### TASK ITEM
Every line of the following records that includes "name" should be copied.

START TASK INPUT

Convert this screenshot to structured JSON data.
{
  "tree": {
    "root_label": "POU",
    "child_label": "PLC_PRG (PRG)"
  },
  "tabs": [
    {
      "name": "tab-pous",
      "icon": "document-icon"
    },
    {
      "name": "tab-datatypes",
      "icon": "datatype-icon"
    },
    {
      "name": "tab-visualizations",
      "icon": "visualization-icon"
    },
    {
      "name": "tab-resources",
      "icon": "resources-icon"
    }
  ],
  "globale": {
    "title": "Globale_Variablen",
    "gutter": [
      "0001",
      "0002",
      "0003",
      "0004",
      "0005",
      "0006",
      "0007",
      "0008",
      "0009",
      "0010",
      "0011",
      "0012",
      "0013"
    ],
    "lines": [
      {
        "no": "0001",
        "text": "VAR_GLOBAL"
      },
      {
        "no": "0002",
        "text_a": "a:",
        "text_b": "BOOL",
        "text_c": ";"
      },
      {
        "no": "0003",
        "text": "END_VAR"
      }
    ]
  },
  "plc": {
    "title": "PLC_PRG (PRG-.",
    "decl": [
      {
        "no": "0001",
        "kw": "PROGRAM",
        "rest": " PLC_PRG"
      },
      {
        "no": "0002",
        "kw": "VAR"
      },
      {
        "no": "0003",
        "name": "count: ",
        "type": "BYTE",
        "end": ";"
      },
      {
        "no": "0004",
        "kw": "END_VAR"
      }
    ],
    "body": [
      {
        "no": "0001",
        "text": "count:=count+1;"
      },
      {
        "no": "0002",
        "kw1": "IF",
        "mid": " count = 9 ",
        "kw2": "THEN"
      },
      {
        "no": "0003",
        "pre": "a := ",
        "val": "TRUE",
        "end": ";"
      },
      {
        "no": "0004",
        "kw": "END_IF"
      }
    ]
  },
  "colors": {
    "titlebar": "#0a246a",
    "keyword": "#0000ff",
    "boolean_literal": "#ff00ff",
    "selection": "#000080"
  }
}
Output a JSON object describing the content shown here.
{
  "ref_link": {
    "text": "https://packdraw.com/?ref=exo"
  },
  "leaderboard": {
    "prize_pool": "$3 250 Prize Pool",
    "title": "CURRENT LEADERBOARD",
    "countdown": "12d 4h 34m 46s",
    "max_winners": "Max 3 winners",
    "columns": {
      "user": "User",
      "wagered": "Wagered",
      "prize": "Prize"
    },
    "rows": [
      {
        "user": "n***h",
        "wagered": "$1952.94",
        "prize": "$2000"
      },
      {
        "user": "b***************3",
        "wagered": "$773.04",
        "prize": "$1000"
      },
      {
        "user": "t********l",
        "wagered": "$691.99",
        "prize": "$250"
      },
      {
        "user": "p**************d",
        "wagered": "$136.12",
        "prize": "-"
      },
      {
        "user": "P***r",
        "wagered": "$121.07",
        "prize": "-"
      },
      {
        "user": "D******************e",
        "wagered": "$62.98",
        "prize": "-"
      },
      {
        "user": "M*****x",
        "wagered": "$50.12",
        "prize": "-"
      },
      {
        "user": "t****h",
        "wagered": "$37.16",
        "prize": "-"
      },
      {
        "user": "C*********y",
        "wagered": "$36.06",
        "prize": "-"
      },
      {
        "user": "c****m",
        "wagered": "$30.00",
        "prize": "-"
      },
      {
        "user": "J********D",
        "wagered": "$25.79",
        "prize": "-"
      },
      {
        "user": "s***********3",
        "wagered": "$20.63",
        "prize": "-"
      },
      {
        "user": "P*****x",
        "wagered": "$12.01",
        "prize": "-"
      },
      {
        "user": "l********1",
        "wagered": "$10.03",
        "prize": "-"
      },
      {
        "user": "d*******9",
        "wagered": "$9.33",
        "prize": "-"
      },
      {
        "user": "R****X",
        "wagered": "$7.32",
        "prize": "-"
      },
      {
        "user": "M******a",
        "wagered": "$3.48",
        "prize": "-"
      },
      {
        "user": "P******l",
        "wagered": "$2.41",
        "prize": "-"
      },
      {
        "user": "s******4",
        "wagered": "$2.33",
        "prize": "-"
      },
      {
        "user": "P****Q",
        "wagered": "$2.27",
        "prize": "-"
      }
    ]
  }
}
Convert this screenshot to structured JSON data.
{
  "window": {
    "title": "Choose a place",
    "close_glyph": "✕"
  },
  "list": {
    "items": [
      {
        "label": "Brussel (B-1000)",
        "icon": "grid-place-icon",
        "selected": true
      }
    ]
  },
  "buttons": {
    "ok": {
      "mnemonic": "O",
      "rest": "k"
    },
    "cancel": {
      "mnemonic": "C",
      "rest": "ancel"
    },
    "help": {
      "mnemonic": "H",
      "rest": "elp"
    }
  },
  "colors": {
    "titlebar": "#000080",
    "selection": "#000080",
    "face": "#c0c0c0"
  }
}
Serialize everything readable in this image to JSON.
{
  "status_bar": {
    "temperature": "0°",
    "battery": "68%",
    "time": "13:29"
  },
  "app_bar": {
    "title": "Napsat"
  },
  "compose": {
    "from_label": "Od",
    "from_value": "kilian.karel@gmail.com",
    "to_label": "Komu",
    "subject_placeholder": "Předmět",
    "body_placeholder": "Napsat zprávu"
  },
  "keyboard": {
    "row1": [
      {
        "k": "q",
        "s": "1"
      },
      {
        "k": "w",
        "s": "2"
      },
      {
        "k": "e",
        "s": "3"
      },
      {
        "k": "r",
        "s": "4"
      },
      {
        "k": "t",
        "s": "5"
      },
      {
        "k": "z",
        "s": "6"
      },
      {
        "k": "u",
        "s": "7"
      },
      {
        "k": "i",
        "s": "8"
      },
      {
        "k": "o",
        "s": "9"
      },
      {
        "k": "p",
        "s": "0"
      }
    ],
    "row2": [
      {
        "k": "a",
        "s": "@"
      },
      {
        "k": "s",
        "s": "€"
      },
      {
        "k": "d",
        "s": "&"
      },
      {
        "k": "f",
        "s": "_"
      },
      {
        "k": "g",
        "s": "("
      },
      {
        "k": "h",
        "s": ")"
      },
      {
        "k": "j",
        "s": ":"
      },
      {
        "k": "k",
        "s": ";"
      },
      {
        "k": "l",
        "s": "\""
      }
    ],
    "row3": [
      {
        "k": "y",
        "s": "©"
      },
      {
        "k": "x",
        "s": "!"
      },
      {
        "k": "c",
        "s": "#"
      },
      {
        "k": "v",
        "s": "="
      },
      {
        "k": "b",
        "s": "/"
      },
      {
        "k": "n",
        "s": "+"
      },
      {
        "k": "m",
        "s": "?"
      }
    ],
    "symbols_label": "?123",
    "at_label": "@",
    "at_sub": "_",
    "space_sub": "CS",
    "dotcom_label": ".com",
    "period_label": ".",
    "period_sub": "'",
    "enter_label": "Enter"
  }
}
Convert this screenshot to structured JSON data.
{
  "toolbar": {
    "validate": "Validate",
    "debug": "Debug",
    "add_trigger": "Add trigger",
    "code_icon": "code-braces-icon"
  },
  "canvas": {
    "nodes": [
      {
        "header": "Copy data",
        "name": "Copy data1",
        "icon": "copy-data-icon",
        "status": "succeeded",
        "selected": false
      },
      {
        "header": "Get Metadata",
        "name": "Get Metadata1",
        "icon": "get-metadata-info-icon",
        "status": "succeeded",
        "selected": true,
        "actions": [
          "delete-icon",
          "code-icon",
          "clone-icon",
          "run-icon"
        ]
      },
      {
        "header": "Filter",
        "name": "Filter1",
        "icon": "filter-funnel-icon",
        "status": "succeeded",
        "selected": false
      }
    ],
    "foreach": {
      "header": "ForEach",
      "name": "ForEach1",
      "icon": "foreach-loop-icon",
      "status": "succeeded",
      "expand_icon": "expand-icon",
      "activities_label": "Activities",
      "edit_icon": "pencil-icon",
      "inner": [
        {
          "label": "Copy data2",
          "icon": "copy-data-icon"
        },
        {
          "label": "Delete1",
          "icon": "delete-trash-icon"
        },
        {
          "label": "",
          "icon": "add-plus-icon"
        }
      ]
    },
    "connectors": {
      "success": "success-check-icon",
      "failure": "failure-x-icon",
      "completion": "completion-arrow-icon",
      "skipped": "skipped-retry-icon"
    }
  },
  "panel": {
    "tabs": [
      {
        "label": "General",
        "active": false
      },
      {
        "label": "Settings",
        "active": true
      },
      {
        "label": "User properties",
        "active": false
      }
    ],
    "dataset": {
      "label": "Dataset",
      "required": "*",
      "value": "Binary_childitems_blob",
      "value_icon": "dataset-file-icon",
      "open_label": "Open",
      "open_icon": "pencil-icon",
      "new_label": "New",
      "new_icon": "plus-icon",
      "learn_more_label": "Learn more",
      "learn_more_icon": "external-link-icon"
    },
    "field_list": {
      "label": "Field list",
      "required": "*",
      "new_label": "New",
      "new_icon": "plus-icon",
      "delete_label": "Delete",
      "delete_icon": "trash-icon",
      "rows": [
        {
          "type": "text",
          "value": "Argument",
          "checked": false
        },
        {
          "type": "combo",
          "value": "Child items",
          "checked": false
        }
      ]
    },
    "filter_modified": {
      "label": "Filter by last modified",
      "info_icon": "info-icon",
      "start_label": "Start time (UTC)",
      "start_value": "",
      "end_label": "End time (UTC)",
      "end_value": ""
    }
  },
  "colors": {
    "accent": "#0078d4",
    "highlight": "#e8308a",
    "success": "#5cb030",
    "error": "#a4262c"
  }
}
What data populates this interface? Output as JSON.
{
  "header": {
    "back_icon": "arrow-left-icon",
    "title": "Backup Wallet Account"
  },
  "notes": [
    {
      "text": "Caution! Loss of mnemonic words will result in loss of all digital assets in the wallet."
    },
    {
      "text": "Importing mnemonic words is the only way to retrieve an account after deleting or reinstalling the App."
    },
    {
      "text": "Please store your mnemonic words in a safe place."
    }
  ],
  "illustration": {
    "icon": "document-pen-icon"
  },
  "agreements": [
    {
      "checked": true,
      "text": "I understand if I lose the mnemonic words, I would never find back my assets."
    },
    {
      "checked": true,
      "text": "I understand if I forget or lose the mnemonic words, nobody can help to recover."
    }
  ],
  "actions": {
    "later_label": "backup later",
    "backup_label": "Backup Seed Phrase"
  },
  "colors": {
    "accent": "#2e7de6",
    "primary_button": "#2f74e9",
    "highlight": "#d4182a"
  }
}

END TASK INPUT

### YOUR RESPONSE
      "name": "tab-pous",
      "name": "tab-datatypes",
      "name": "tab-visualizations",
      "name": "tab-resources",
        "name": "count: ",
        "name": "Copy data1",
        "name": "Get Metadata1",
        "name": "Filter1",
      "name": "ForEach1",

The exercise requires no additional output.